#### Source material
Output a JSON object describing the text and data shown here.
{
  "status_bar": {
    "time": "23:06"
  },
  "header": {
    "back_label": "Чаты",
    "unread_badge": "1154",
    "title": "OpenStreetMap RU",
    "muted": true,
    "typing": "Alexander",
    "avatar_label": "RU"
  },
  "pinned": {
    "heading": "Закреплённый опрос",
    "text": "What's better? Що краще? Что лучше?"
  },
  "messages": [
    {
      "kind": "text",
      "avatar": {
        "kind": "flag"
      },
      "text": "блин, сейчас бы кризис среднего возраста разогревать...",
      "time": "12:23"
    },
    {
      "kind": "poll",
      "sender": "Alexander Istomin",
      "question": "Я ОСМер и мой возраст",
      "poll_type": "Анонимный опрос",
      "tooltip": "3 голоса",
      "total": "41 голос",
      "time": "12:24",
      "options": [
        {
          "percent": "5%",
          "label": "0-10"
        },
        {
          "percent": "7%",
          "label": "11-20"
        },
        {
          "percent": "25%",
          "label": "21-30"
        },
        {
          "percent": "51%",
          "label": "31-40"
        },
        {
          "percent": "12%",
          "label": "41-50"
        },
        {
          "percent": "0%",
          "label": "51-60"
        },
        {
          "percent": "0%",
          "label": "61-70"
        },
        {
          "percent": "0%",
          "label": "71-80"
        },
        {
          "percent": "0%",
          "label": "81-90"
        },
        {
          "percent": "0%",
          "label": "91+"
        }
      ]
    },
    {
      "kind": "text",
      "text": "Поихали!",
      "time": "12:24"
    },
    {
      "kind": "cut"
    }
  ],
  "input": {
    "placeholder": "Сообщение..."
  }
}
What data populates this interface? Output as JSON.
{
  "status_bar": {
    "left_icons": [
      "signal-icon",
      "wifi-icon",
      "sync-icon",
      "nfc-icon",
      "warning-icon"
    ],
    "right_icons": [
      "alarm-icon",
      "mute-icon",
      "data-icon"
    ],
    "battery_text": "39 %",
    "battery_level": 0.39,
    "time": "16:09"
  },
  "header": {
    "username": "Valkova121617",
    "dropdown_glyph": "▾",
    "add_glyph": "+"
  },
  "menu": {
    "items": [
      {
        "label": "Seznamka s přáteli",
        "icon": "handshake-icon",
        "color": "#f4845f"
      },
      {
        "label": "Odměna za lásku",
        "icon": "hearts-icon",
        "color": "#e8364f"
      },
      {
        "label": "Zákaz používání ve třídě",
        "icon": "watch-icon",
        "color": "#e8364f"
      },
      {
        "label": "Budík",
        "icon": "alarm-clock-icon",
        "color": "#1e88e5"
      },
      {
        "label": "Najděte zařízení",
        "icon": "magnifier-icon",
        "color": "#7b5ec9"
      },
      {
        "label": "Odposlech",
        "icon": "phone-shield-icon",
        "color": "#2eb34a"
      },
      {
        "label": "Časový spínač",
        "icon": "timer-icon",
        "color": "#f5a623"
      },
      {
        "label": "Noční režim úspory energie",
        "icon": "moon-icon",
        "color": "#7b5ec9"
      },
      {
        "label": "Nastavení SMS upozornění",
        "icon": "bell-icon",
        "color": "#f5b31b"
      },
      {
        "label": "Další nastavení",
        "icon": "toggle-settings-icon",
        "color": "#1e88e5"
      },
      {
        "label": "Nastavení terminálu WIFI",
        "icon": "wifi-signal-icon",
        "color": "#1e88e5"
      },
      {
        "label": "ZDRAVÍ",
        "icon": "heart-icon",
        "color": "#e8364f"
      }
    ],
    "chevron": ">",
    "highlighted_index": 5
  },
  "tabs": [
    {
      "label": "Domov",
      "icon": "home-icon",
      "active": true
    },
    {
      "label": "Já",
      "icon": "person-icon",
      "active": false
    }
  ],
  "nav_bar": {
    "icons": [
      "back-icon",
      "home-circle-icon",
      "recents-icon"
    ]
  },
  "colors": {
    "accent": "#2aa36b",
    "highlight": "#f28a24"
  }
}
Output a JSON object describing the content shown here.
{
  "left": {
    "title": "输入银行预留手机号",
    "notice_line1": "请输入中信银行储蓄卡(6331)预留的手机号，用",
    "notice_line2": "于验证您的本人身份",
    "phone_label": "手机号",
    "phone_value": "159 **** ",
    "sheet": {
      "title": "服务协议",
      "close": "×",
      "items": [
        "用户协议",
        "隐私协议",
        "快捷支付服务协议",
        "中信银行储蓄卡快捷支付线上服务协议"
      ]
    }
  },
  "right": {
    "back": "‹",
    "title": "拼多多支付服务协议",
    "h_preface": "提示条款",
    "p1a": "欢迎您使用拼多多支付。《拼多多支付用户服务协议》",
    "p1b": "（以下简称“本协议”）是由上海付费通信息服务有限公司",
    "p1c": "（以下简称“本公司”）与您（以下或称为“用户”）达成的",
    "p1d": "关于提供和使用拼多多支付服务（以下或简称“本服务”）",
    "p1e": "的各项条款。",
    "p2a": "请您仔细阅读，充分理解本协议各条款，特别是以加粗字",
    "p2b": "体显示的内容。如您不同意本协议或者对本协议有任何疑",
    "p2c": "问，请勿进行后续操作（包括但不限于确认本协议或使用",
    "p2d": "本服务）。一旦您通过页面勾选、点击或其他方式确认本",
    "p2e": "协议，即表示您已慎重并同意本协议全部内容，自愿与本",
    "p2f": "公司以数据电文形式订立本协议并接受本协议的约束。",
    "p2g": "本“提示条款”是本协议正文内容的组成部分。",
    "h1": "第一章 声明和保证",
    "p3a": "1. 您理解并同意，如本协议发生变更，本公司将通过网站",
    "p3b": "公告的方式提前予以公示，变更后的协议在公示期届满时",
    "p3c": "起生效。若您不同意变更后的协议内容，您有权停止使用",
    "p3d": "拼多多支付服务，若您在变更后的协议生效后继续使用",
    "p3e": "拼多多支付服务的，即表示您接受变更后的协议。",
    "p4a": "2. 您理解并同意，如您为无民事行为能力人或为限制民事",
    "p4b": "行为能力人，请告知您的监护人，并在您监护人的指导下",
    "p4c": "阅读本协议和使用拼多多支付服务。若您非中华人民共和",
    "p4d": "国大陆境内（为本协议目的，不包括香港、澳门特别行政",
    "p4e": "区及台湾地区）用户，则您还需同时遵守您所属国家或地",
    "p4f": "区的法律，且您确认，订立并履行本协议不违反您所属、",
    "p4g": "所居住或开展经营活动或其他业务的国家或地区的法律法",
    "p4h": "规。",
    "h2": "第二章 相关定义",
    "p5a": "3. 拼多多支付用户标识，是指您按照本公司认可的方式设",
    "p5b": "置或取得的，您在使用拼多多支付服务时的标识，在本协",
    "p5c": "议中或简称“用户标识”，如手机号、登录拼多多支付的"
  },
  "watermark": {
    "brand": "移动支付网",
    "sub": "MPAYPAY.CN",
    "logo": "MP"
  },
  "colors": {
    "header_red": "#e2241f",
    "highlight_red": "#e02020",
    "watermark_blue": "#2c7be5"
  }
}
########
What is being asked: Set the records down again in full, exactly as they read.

Output for this task:
Output a JSON object describing the text and data shown here.
{
  "status_bar": {
    "time": "23:06"
  },
  "header": {
    "back_label": "Чаты",
    "unread_badge": "1154",
    "title": "OpenStreetMap RU",
    "muted": true,
    "typing": "Alexander",
    "avatar_label": "RU"
  },
  "pinned": {
    "heading": "Закреплённый опрос",
    "text": "What's better? Що краще? Что лучше?"
  },
  "messages": [
    {
      "kind": "text",
      "avatar": {
        "kind": "flag"
      },
      "text": "блин, сейчас бы кризис среднего возраста разогревать...",
      "time": "12:23"
    },
    {
      "kind": "poll",
      "sender": "Alexander Istomin",
      "question": "Я ОСМер и мой возраст",
      "poll_type": "Анонимный опрос",
      "tooltip": "3 голоса",
      "total": "41 голос",
      "time": "12:24",
      "options": [
        {
          "percent": "5%",
          "label": "0-10"
        },
        {
          "percent": "7%",
          "label": "11-20"
        },
        {
          "percent": "25%",
          "label": "21-30"
        },
        {
          "percent": "51%",
          "label": "31-40"
        },
        {
          "percent": "12%",
          "label": "41-50"
        },
        {
          "percent": "0%",
          "label": "51-60"
        },
        {
          "percent": "0%",
          "label": "61-70"
        },
        {
          "percent": "0%",
          "label": "71-80"
        },
        {
          "percent": "0%",
          "label": "81-90"
        },
        {
          "percent": "0%",
          "label": "91+"
        }
      ]
    },
    {
      "kind": "text",
      "text": "Поихали!",
      "time": "12:24"
    },
    {
      "kind": "cut"
    }
  ],
  "input": {
    "placeholder": "Сообщение..."
  }
}
What data populates this interface? Output as JSON.
{
  "status_bar": {
    "left_icons": [
      "signal-icon",
      "wifi-icon",
      "sync-icon",
      "nfc-icon",
      "warning-icon"
    ],
    "right_icons": [
      "alarm-icon",
      "mute-icon",
      "data-icon"
    ],
    "battery_text": "39 %",
    "battery_level": 0.39,
    "time": "16:09"
  },
  "header": {
    "username": "Valkova121617",
    "dropdown_glyph": "▾",
    "add_glyph": "+"
  },
  "menu": {
    "items": [
      {
        "label": "Seznamka s přáteli",
        "icon": "handshake-icon",
        "color": "#f4845f"
      },
      {
        "label": "Odměna za lásku",
        "icon": "hearts-icon",
        "color": "#e8364f"
      },
      {
        "label": "Zákaz používání ve třídě",
        "icon": "watch-icon",
        "color": "#e8364f"
      },
      {
        "label": "Budík",
        "icon": "alarm-clock-icon",
        "color": "#1e88e5"
      },
      {
        "label": "Najděte zařízení",
        "icon": "magnifier-icon",
        "color": "#7b5ec9"
      },
      {
        "label": "Odposlech",
        "icon": "phone-shield-icon",
        "color": "#2eb34a"
      },
      {
        "label": "Časový spínač",
        "icon": "timer-icon",
        "color": "#f5a623"
      },
      {
        "label": "Noční režim úspory energie",
        "icon": "moon-icon",
        "color": "#7b5ec9"
      },
      {
        "label": "Nastavení SMS upozornění",
        "icon": "bell-icon",
        "color": "#f5b31b"
      },
      {
        "label": "Další nastavení",
        "icon": "toggle-settings-icon",
        "color": "#1e88e5"
      },
      {
        "label": "Nastavení terminálu WIFI",
        "icon": "wifi-signal-icon",
        "color": "#1e88e5"
      },
      {
        "label": "ZDRAVÍ",
        "icon": "heart-icon",
        "color": "#e8364f"
      }
    ],
    "chevron": ">",
    "highlighted_index": 5
  },
  "tabs": [
    {
      "label": "Domov",
      "icon": "home-icon",
      "active": true
    },
    {
      "label": "Já",
      "icon": "person-icon",
      "active": false
    }
  ],
  "nav_bar": {
    "icons": [
      "back-icon",
      "home-circle-icon",
      "recents-icon"
    ]
  },
  "colors": {
    "accent": "#2aa36b",
    "highlight": "#f28a24"
  }
}
Output a JSON object describing the content shown here.
{
  "left": {
    "title": "输入银行预留手机号",
    "notice_line1": "请输入中信银行储蓄卡(6331)预留的手机号，用",
    "notice_line2": "于验证您的本人身份",
    "phone_label": "手机号",
    "phone_value": "159 **** ",
    "sheet": {
      "title": "服务协议",
      "close": "×",
      "items": [
        "用户协议",
        "隐私协议",
        "快捷支付服务协议",
        "中信银行储蓄卡快捷支付线上服务协议"
      ]
    }
  },
  "right": {
    "back": "‹",
    "title": "拼多多支付服务协议",
    "h_preface": "提示条款",
    "p1a": "欢迎您使用拼多多支付。《拼多多支付用户服务协议》",
    "p1b": "（以下简称“本协议”）是由上海付费通信息服务有限公司",
    "p1c": "（以下简称“本公司”）与您（以下或称为“用户”）达成的",
    "p1d": "关于提供和使用拼多多支付服务（以下或简称“本服务”）",
    "p1e": "的各项条款。",
    "p2a": "请您仔细阅读，充分理解本协议各条款，特别是以加粗字",
    "p2b": "体显示的内容。如您不同意本协议或者对本协议有任何疑",
    "p2c": "问，请勿进行后续操作（包括但不限于确认本协议或使用",
    "p2d": "本服务）。一旦您通过页面勾选、点击或其他方式确认本",
    "p2e": "协议，即表示您已慎重并同意本协议全部内容，自愿与本",
    "p2f": "公司以数据电文形式订立本协议并接受本协议的约束。",
    "p2g": "本“提示条款”是本协议正文内容的组成部分。",
    "h1": "第一章 声明和保证",
    "p3a": "1. 您理解并同意，如本协议发生变更，本公司将通过网站",
    "p3b": "公告的方式提前予以公示，变更后的协议在公示期届满时",
    "p3c": "起生效。若您不同意变更后的协议内容，您有权停止使用",
    "p3d": "拼多多支付服务，若您在变更后的协议生效后继续使用",
    "p3e": "拼多多支付服务的，即表示您接受变更后的协议。",
    "p4a": "2. 您理解并同意，如您为无民事行为能力人或为限制民事",
    "p4b": "行为能力人，请告知您的监护人，并在您监护人的指导下",
    "p4c": "阅读本协议和使用拼多多支付服务。若您非中华人民共和",
    "p4d": "国大陆境内（为本协议目的，不包括香港、澳门特别行政",
    "p4e": "区及台湾地区）用户，则您还需同时遵守您所属国家或地",
    "p4f": "区的法律，且您确认，订立并履行本协议不违反您所属、",
    "p4g": "所居住或开展经营活动或其他业务的国家或地区的法律法",
    "p4h": "规。",
    "h2": "第二章 相关定义",
    "p5a": "3. 拼多多支付用户标识，是指您按照本公司认可的方式设",
    "p5b": "置或取得的，您在使用拼多多支付服务时的标识，在本协",
    "p5c": "议中或简称“用户标识”，如手机号、登录拼多多支付的"
  },
  "watermark": {
    "brand": "移动支付网",
    "sub": "MPAYPAY.CN",
    "logo": "MP"
  },
  "colors": {
    "header_red": "#e2241f",
    "highlight_red": "#e02020",
    "watermark_blue": "#2c7be5"
  }
}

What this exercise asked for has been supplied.